Collected data entries:
⟨

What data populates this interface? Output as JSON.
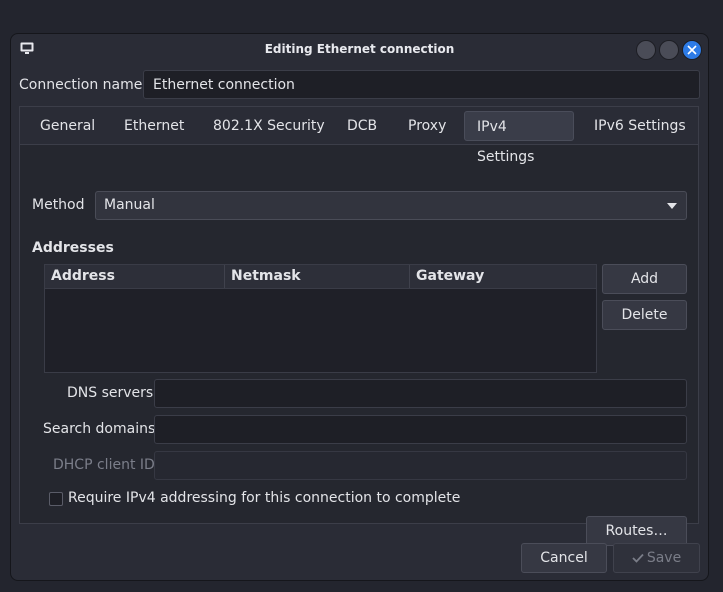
{
  "window": {
    "title": "Editing Ethernet connection",
    "icon": "monitor-icon"
  },
  "connection": {
    "label": "Connection name",
    "value": "Ethernet connection"
  },
  "tabs": [
    {
      "label": "General"
    },
    {
      "label": "Ethernet"
    },
    {
      "label": "802.1X Security"
    },
    {
      "label": "DCB"
    },
    {
      "label": "Proxy"
    },
    {
      "label": "IPv4 Settings"
    },
    {
      "label": "IPv6 Settings"
    }
  ],
  "active_tab": "IPv4 Settings",
  "ipv4": {
    "method_label": "Method",
    "method_value": "Manual",
    "addresses_heading": "Addresses",
    "columns": [
      "Address",
      "Netmask",
      "Gateway"
    ],
    "rows": [],
    "add_label": "Add",
    "delete_label": "Delete",
    "dns_label": "DNS servers",
    "dns_value": "",
    "search_label": "Search domains",
    "search_value": "",
    "dhcp_label": "DHCP client ID",
    "dhcp_value": "",
    "require_label": "Require IPv4 addressing for this connection to complete",
    "require_checked": false,
    "routes_label": "Routes…"
  },
  "footer": {
    "cancel_label": "Cancel",
    "save_label": "Save"
  },
  "colors": {
    "window_bg": "#2a2c36",
    "close_button": "#2d7be6"
  }
}
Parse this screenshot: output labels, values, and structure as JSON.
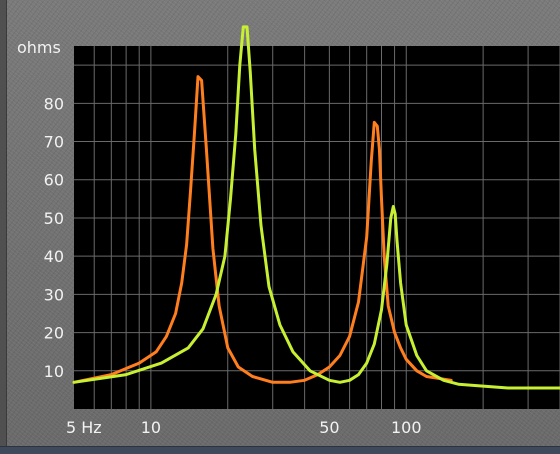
{
  "chart_data": {
    "type": "line",
    "title": "",
    "ylabel": "ohms",
    "xlabel": "",
    "x_scale": "log",
    "xlim": [
      5,
      400
    ],
    "ylim": [
      0,
      95
    ],
    "grid": true,
    "y_ticks": [
      10,
      20,
      30,
      40,
      50,
      60,
      70,
      80
    ],
    "y_tick_labels": [
      "10",
      "20",
      "30",
      "40",
      "50",
      "60",
      "70",
      "80"
    ],
    "x_tick_labels": [
      {
        "value": 5,
        "label": "5 Hz"
      },
      {
        "value": 10,
        "label": "10"
      },
      {
        "value": 50,
        "label": "50"
      },
      {
        "value": 100,
        "label": "100"
      }
    ],
    "series": [
      {
        "color": "#ff7f1e",
        "x": [
          5,
          7,
          9,
          10.5,
          11.5,
          12.5,
          13.2,
          13.8,
          14.3,
          14.8,
          15.3,
          15.8,
          16.5,
          17.5,
          18.5,
          20,
          22,
          25,
          30,
          35,
          40,
          45,
          50,
          55,
          60,
          65,
          70,
          73,
          75,
          77,
          78.5,
          80,
          82,
          85,
          90,
          95,
          100,
          110,
          120,
          150
        ],
        "y": [
          7,
          9,
          12,
          15,
          19,
          25,
          33,
          43,
          57,
          72,
          87,
          86,
          68,
          42,
          27,
          16,
          11,
          8.5,
          7,
          7,
          7.5,
          9,
          11,
          14,
          19,
          28,
          45,
          65,
          75,
          74,
          68,
          55,
          40,
          27,
          20,
          16,
          13,
          10,
          8.5,
          7.5
        ]
      },
      {
        "color": "#c8f032",
        "x": [
          5,
          8,
          11,
          14,
          16,
          18,
          19.5,
          20.5,
          21.5,
          22.3,
          23,
          23.8,
          24.5,
          25.5,
          27,
          29,
          32,
          36,
          42,
          50,
          55,
          60,
          65,
          70,
          75,
          80,
          84,
          87,
          89,
          90.5,
          92,
          95,
          100,
          110,
          120,
          140,
          160,
          200,
          250,
          300,
          400
        ],
        "y": [
          7,
          9,
          12,
          16,
          21,
          30,
          40,
          55,
          72,
          90,
          100,
          100,
          88,
          68,
          48,
          32,
          22,
          15,
          10,
          7.5,
          7,
          7.5,
          9,
          12,
          17,
          26,
          38,
          50,
          53,
          51,
          44,
          33,
          22,
          14,
          10,
          7.5,
          6.5,
          6,
          5.5,
          5.5,
          5.5
        ]
      }
    ]
  }
}
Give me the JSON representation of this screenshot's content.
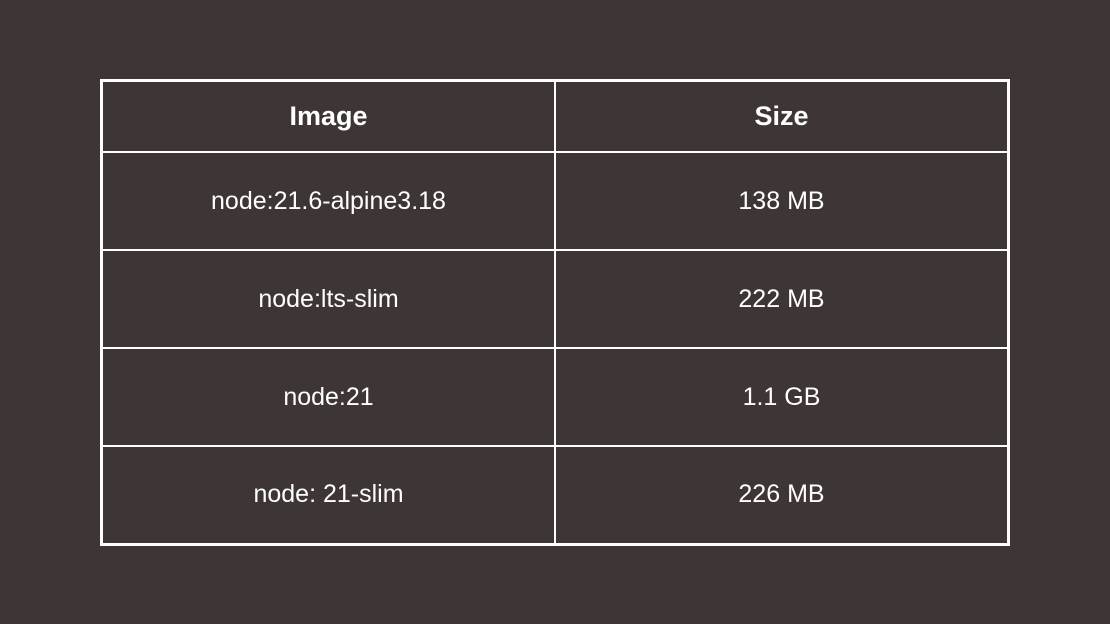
{
  "chart_data": {
    "type": "table",
    "columns": [
      "Image",
      "Size"
    ],
    "rows": [
      {
        "image": "node:21.6-alpine3.18",
        "size": "138 MB"
      },
      {
        "image": "node:lts-slim",
        "size": "222 MB"
      },
      {
        "image": "node:21",
        "size": "1.1 GB"
      },
      {
        "image": "node: 21-slim",
        "size": "226 MB"
      }
    ]
  }
}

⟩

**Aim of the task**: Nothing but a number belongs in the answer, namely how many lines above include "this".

**Problem solution**: 4